Kim, Hyun Jin, Lee, Seung-Hyun, Lee, Ji-Hwan, Jang, Seok Pil
Energy 2015 v.90 pp. 1290-1297
aluminum oxide, models, nanofluids, nanoparticles, pH, temperature, thermal conductivity, zeta potential

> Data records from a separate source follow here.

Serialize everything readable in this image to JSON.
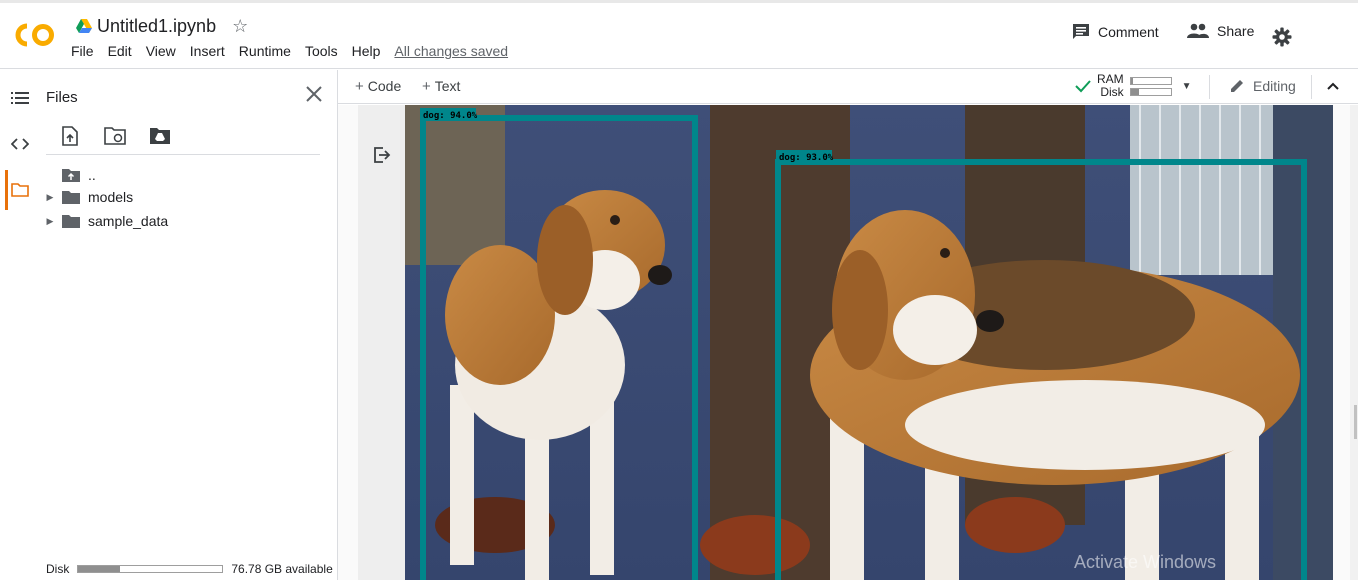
{
  "header": {
    "notebook_title": "Untitled1.ipynb",
    "menu": [
      "File",
      "Edit",
      "View",
      "Insert",
      "Runtime",
      "Tools",
      "Help"
    ],
    "save_status": "All changes saved",
    "comment_label": "Comment",
    "share_label": "Share",
    "logo_icon": "colab-logo",
    "accent_color": "#f9ab00"
  },
  "files_panel": {
    "title": "Files",
    "tree": [
      {
        "label": "..",
        "icon": "upload-folder-icon"
      },
      {
        "label": "models",
        "icon": "folder-icon"
      },
      {
        "label": "sample_data",
        "icon": "folder-icon"
      }
    ],
    "disk_label": "Disk",
    "disk_available": "76.78 GB available",
    "disk_used_fraction": 0.29
  },
  "toolbar": {
    "add_code": "Code",
    "add_text": "Text",
    "ram_label": "RAM",
    "disk_label": "Disk",
    "ram_used_fraction": 0.05,
    "disk_used_fraction": 0.22,
    "mode_label": "Editing",
    "connected_color": "#0f9d58"
  },
  "output": {
    "detections": [
      {
        "label": "dog: 94.0%",
        "color": "#00868b"
      },
      {
        "label": "dog: 93.0%",
        "color": "#00868b"
      }
    ]
  },
  "watermark": "Activate Windows"
}
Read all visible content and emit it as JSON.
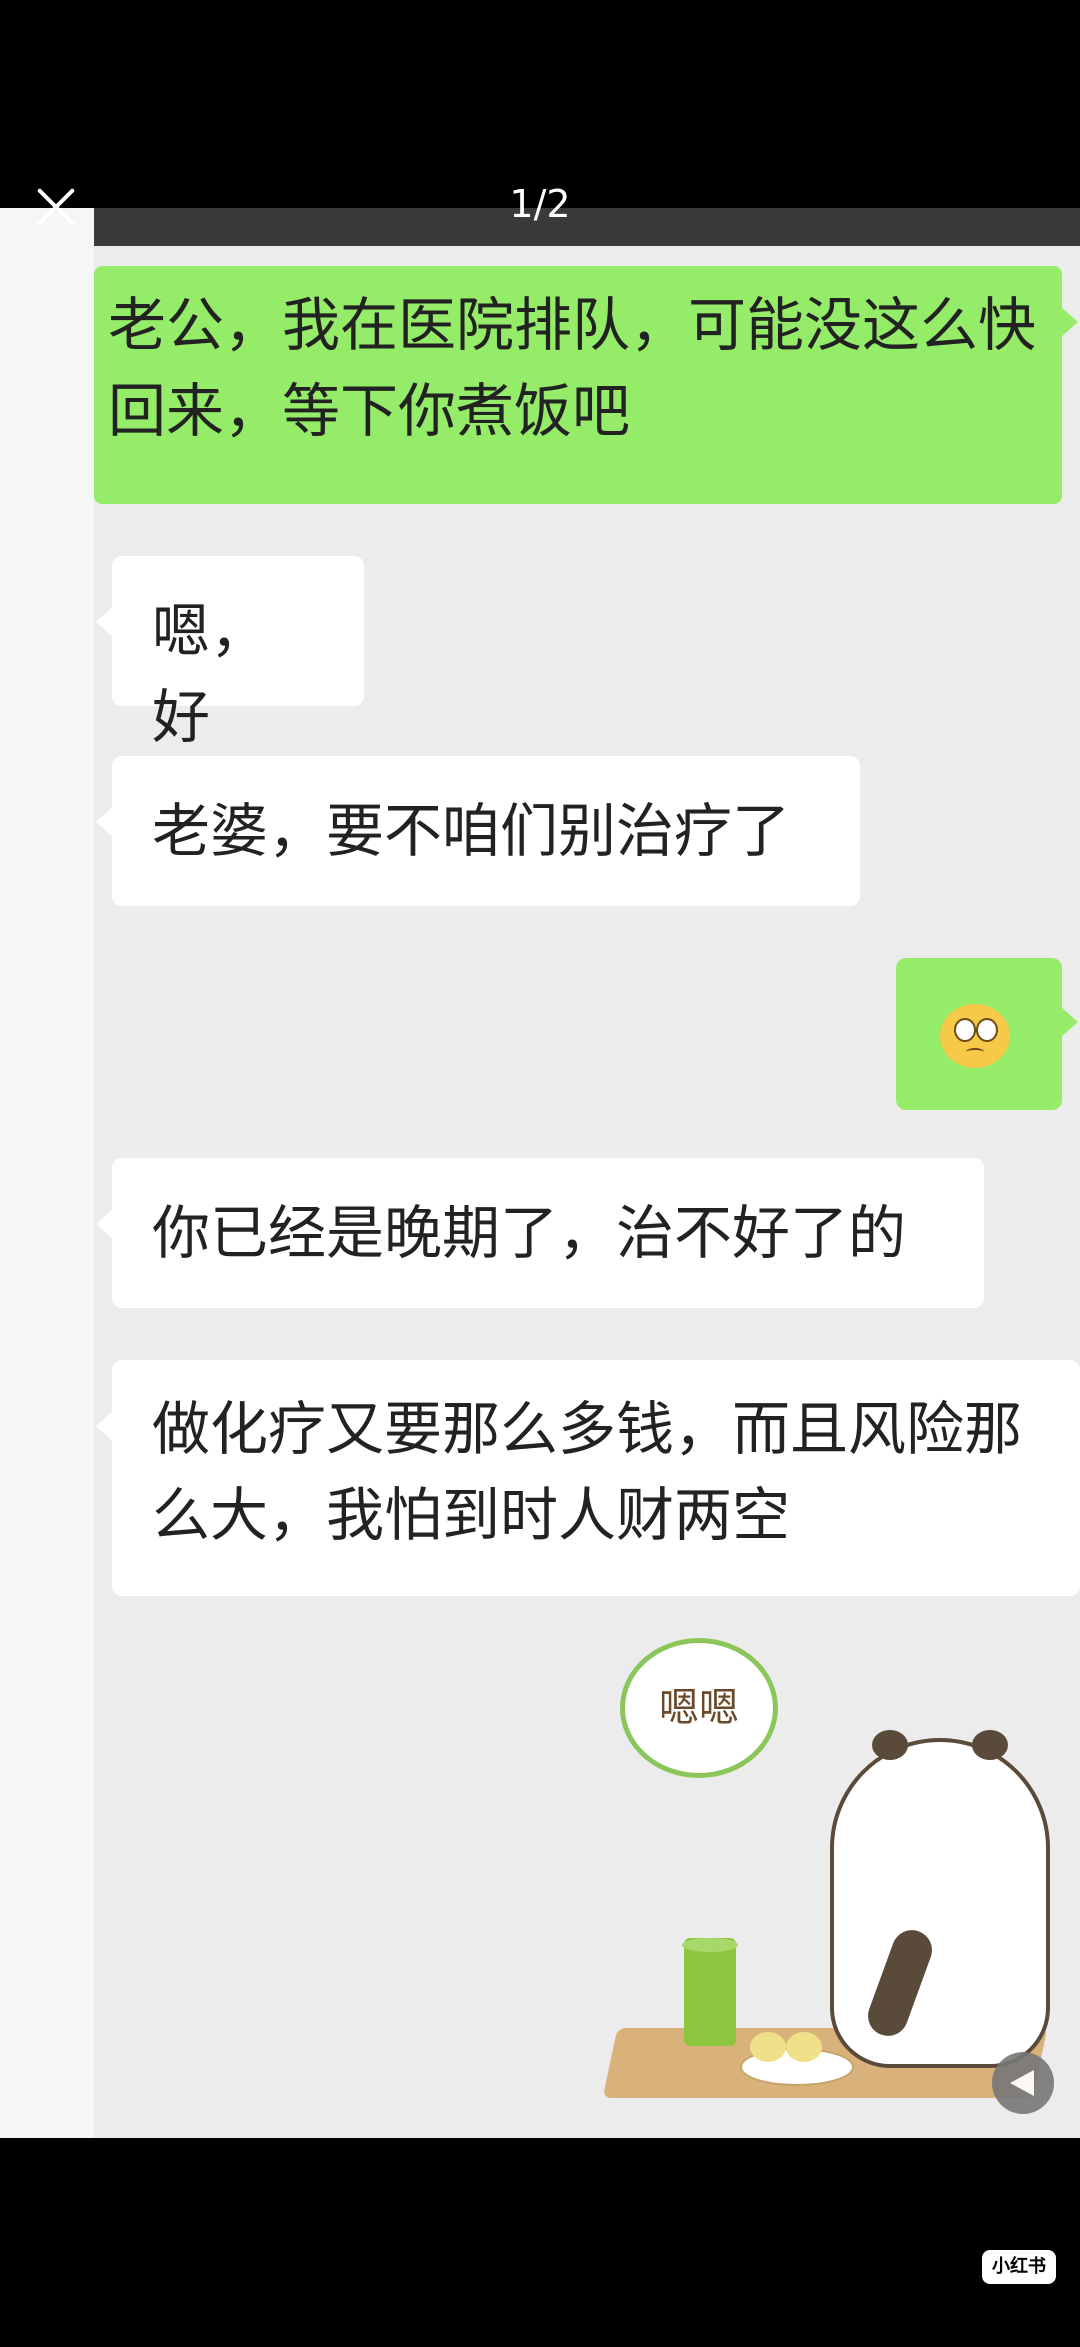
{
  "viewer": {
    "counter": "1/2"
  },
  "messages": [
    {
      "side": "right",
      "text": "老公，我在医院排队，可能没这么快回来，等下你煮饭吧"
    },
    {
      "side": "left",
      "text": "嗯，好"
    },
    {
      "side": "left",
      "text": "老婆，要不咱们别治疗了"
    },
    {
      "side": "right",
      "emoji": "worried-face-emoji"
    },
    {
      "side": "left",
      "text": "你已经是晚期了，治不好了的"
    },
    {
      "side": "left",
      "text": "做化疗又要那么多钱，而且风险那么大，我怕到时人财两空"
    }
  ],
  "sticker": {
    "speech_text": "嗯嗯",
    "icon": "panda-sticker"
  },
  "footer": {
    "brand": "小红书"
  },
  "colors": {
    "green_bubble": "#95ec69",
    "white_bubble": "#ffffff",
    "chat_bg": "#ececec"
  }
}
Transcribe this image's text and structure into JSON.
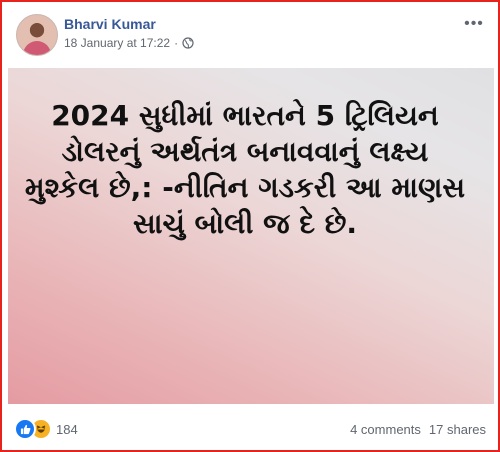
{
  "post": {
    "author": "Bharvi Kumar",
    "timestamp": "18 January at 17:22",
    "separator": "·",
    "privacy_icon": "globe-icon",
    "more_icon": "more-options-icon",
    "image_text": "2024 સુધીમાં ભારતને 5 ટ્રિલિયન ડોલરનું અર્થતંત્ર બનાવવાનું લક્ષ્ય મુશ્કેલ છે,: -નીતિન ગડકરી આ માણસ સાચું બોલી જ દે છે.",
    "image_background": [
      "#e49ba2",
      "#ecd6d6",
      "#e0e0e2"
    ]
  },
  "footer": {
    "reaction_icons": [
      "like-icon",
      "haha-icon"
    ],
    "reaction_count": "184",
    "comments": "4 comments",
    "shares": "17 shares"
  },
  "colors": {
    "frame_border": "#e8231e",
    "author_link": "#385898",
    "meta_text": "#606770",
    "like_blue": "#1877f2",
    "haha_yellow": "#f7b125"
  }
}
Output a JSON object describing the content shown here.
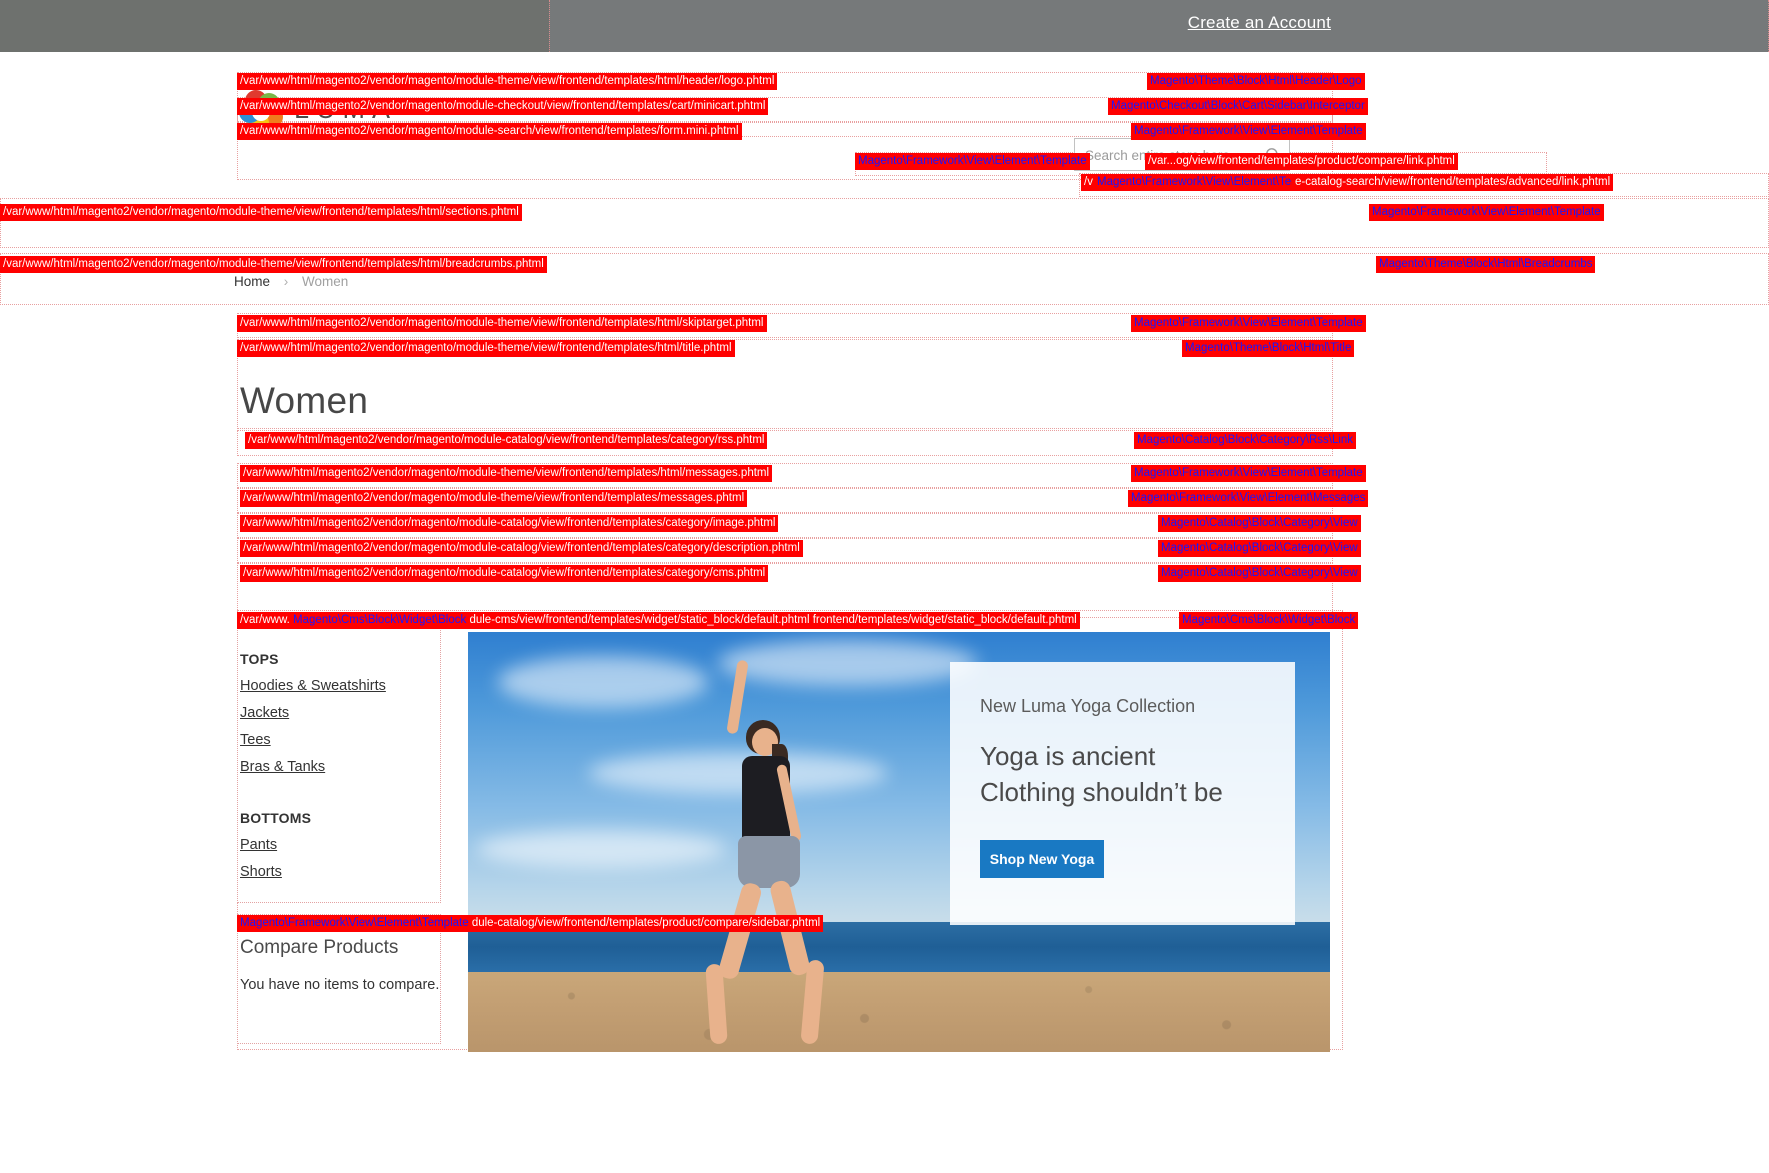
{
  "top_panel": {
    "create_account": "Create an Account"
  },
  "header": {
    "logo_text": "LUMA",
    "logo_alt": "luma-logo-icon"
  },
  "search": {
    "placeholder": "Search entire store here...",
    "value": ""
  },
  "breadcrumbs": {
    "home": "Home",
    "separator": "›",
    "current": "Women"
  },
  "page": {
    "title": "Women"
  },
  "sidebar": {
    "groups": [
      {
        "heading": "TOPS",
        "items": [
          "Hoodies & Sweatshirts",
          "Jackets",
          "Tees",
          "Bras & Tanks"
        ]
      },
      {
        "heading": "BOTTOMS",
        "items": [
          "Pants",
          "Shorts"
        ]
      }
    ]
  },
  "compare": {
    "title": "Compare Products",
    "empty_message": "You have no items to compare."
  },
  "promo": {
    "eyebrow": "New Luma Yoga Collection",
    "headline_line1": "Yoga is ancient",
    "headline_line2": "Clothing shouldn’t be",
    "button": "Shop New Yoga"
  },
  "colors": {
    "hint_background": "#ff0000",
    "hint_path_text": "#ffffff",
    "hint_class_text": "#1717ff",
    "top_panel": "#76797a",
    "button_primary": "#1979c3"
  },
  "hints": [
    {
      "id": "header-logo-path",
      "kind": "path",
      "text": "/var/www/html/magento2/vendor/magento/module-theme/view/frontend/templates/html/header/logo.phtml"
    },
    {
      "id": "header-logo-class",
      "kind": "class",
      "text": "Magento\\Theme\\Block\\Html\\Header\\Logo"
    },
    {
      "id": "minicart-path",
      "kind": "path",
      "text": "/var/www/html/magento2/vendor/magento/module-checkout/view/frontend/templates/cart/minicart.phtml"
    },
    {
      "id": "minicart-class",
      "kind": "class",
      "text": "Magento\\Checkout\\Block\\Cart\\Sidebar\\Interceptor"
    },
    {
      "id": "search-form-path",
      "kind": "path",
      "text": "/var/www/html/magento2/vendor/magento/module-search/view/frontend/templates/form.mini.phtml"
    },
    {
      "id": "search-form-class",
      "kind": "class",
      "text": "Magento\\Framework\\View\\Element\\Template"
    },
    {
      "id": "compare-link-class",
      "kind": "class",
      "text": "Magento\\Framework\\View\\Element\\Template"
    },
    {
      "id": "compare-link-path",
      "kind": "path",
      "text": "/var...og/view/frontend/templates/product/compare/link.phtml"
    },
    {
      "id": "advanced-link-prefix",
      "kind": "path",
      "text": "/v"
    },
    {
      "id": "advanced-link-class",
      "kind": "class",
      "text": "Magento\\Framework\\View\\Element\\Template"
    },
    {
      "id": "advanced-link-path",
      "kind": "path",
      "text": "e-catalog-search/view/frontend/templates/advanced/link.phtml"
    },
    {
      "id": "sections-path",
      "kind": "path",
      "text": "/var/www/html/magento2/vendor/magento/module-theme/view/frontend/templates/html/sections.phtml"
    },
    {
      "id": "sections-class",
      "kind": "class",
      "text": "Magento\\Framework\\View\\Element\\Template"
    },
    {
      "id": "breadcrumbs-path",
      "kind": "path",
      "text": "/var/www/html/magento2/vendor/magento/module-theme/view/frontend/templates/html/breadcrumbs.phtml"
    },
    {
      "id": "breadcrumbs-class",
      "kind": "class",
      "text": "Magento\\Theme\\Block\\Html\\Breadcrumbs"
    },
    {
      "id": "skiptarget-path",
      "kind": "path",
      "text": "/var/www/html/magento2/vendor/magento/module-theme/view/frontend/templates/html/skiptarget.phtml"
    },
    {
      "id": "skiptarget-class",
      "kind": "class",
      "text": "Magento\\Framework\\View\\Element\\Template"
    },
    {
      "id": "title-path",
      "kind": "path",
      "text": "/var/www/html/magento2/vendor/magento/module-theme/view/frontend/templates/html/title.phtml"
    },
    {
      "id": "title-class",
      "kind": "class",
      "text": "Magento\\Theme\\Block\\Html\\Title"
    },
    {
      "id": "rss-path",
      "kind": "path",
      "text": "/var/www/html/magento2/vendor/magento/module-catalog/view/frontend/templates/category/rss.phtml"
    },
    {
      "id": "rss-class",
      "kind": "class",
      "text": "Magento\\Catalog\\Block\\Category\\Rss\\Link"
    },
    {
      "id": "messages-html-path",
      "kind": "path",
      "text": "/var/www/html/magento2/vendor/magento/module-theme/view/frontend/templates/html/messages.phtml"
    },
    {
      "id": "messages-html-class",
      "kind": "class",
      "text": "Magento\\Framework\\View\\Element\\Template"
    },
    {
      "id": "messages-path",
      "kind": "path",
      "text": "/var/www/html/magento2/vendor/magento/module-theme/view/frontend/templates/messages.phtml"
    },
    {
      "id": "messages-class",
      "kind": "class",
      "text": "Magento\\Framework\\View\\Element\\Messages"
    },
    {
      "id": "cat-image-path",
      "kind": "path",
      "text": "/var/www/html/magento2/vendor/magento/module-catalog/view/frontend/templates/category/image.phtml"
    },
    {
      "id": "cat-image-class",
      "kind": "class",
      "text": "Magento\\Catalog\\Block\\Category\\View"
    },
    {
      "id": "cat-desc-path",
      "kind": "path",
      "text": "/var/www/html/magento2/vendor/magento/module-catalog/view/frontend/templates/category/description.phtml"
    },
    {
      "id": "cat-desc-class",
      "kind": "class",
      "text": "Magento\\Catalog\\Block\\Category\\View"
    },
    {
      "id": "cat-cms-path",
      "kind": "path",
      "text": "/var/www/html/magento2/vendor/magento/module-catalog/view/frontend/templates/category/cms.phtml"
    },
    {
      "id": "cat-cms-class",
      "kind": "class",
      "text": "Magento\\Catalog\\Block\\Category\\View"
    },
    {
      "id": "widget-prefix",
      "kind": "path",
      "text": "/var/www."
    },
    {
      "id": "widget-class-inline",
      "kind": "class",
      "text": "Magento\\Cms\\Block\\Widget\\Block"
    },
    {
      "id": "widget-path-a",
      "kind": "path",
      "text": "dule-cms/view/frontend/templates/widget/static_block/default.phtml"
    },
    {
      "id": "widget-path-b",
      "kind": "path",
      "text": "frontend/templates/widget/static_block/default.phtml"
    },
    {
      "id": "widget-class-right",
      "kind": "class",
      "text": "Magento\\Cms\\Block\\Widget\\Block"
    },
    {
      "id": "compare-sidebar-class",
      "kind": "class",
      "text": "Magento\\Framework\\View\\Element\\Template"
    },
    {
      "id": "compare-sidebar-path",
      "kind": "path",
      "text": "dule-catalog/view/frontend/templates/product/compare/sidebar.phtml"
    }
  ]
}
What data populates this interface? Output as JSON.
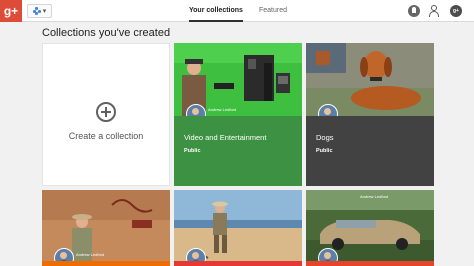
{
  "header": {
    "logo_text": "g+",
    "tabs": [
      {
        "label": "Your collections",
        "active": true
      },
      {
        "label": "Featured",
        "active": false
      }
    ],
    "icons": [
      "notifications-icon",
      "add-person-icon",
      "share-icon"
    ],
    "accent": "#dd4b39"
  },
  "section": {
    "title": "Collections you've created"
  },
  "create": {
    "label": "Create a collection"
  },
  "collections": [
    {
      "name": "Video and Entertainment",
      "visibility": "Public",
      "color": "#3c9143",
      "owner": "Andrew Ledford"
    },
    {
      "name": "Dogs",
      "visibility": "Public",
      "color": "#424242",
      "owner": ""
    },
    {
      "name": "",
      "visibility": "",
      "color": "#ef6c00",
      "owner": "Andrew Ledford"
    },
    {
      "name": "",
      "visibility": "",
      "color": "#e53935",
      "owner": ""
    },
    {
      "name": "",
      "visibility": "",
      "color": "#e6452c",
      "owner": "Andrew Ledford"
    }
  ]
}
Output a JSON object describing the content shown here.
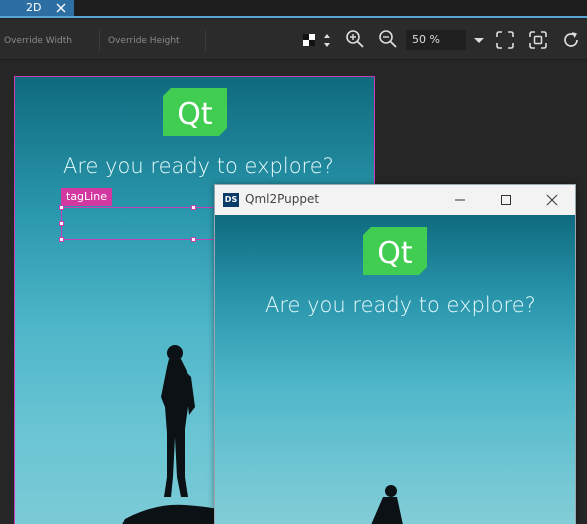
{
  "tabs": [
    {
      "label": "2D"
    }
  ],
  "toolbar": {
    "override_width_placeholder": "Override Width",
    "override_height_placeholder": "Override Height",
    "zoom_value": "50 %"
  },
  "canvas": {
    "selected_item_label": "tagLine",
    "headline": "Are you ready to explore?",
    "logo_text": "Qt"
  },
  "puppet_window": {
    "icon_text": "DS",
    "title": "Qml2Puppet",
    "headline": "Are you ready to explore?",
    "logo_text": "Qt"
  },
  "colors": {
    "accent_blue": "#57a6d8",
    "selection_magenta": "#c43fb8",
    "qt_green": "#41cd52"
  }
}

The suspension stability and thermal conductivity of water-based bohemite alumina nanofluids created using nanoparticles of various shapes (brick, platelet, and blade) at concentrations from 0.3 vol% to 7.0 vol% were theoretically and experimentally investigated. To quantitatively examine the effect of nanoparticle shape on suspension stability, this study uses the laser-scattering method rather than the zeta-potential measurement or the sedimentation test because both the zeta-potential and sedimentation tests cannot systematically represent the suspension stability of nanofluids. Using the DLVO (Derjaguin and Landau, Verwey and Overbeek) theory, we explain why the suspension stability varies with nanoparticle shape despite similar volume fraction of nanoparticles, pH, and temperature. The thermal conductivities are also measured by the transient hot wire method, which was developed in house. Experimental data are compared with theoretical results predicted by the Hamilton–Crosser model, which considers the effect of nanoparticle shape. It is shown that the model cannot predict nanofluids thermal conductivity relative to nanoparticle shape. Finally it is clearly shown that the thermal conductivity of nanofluids strongly depends on the suspension stability of bohemite alumina with various shapes.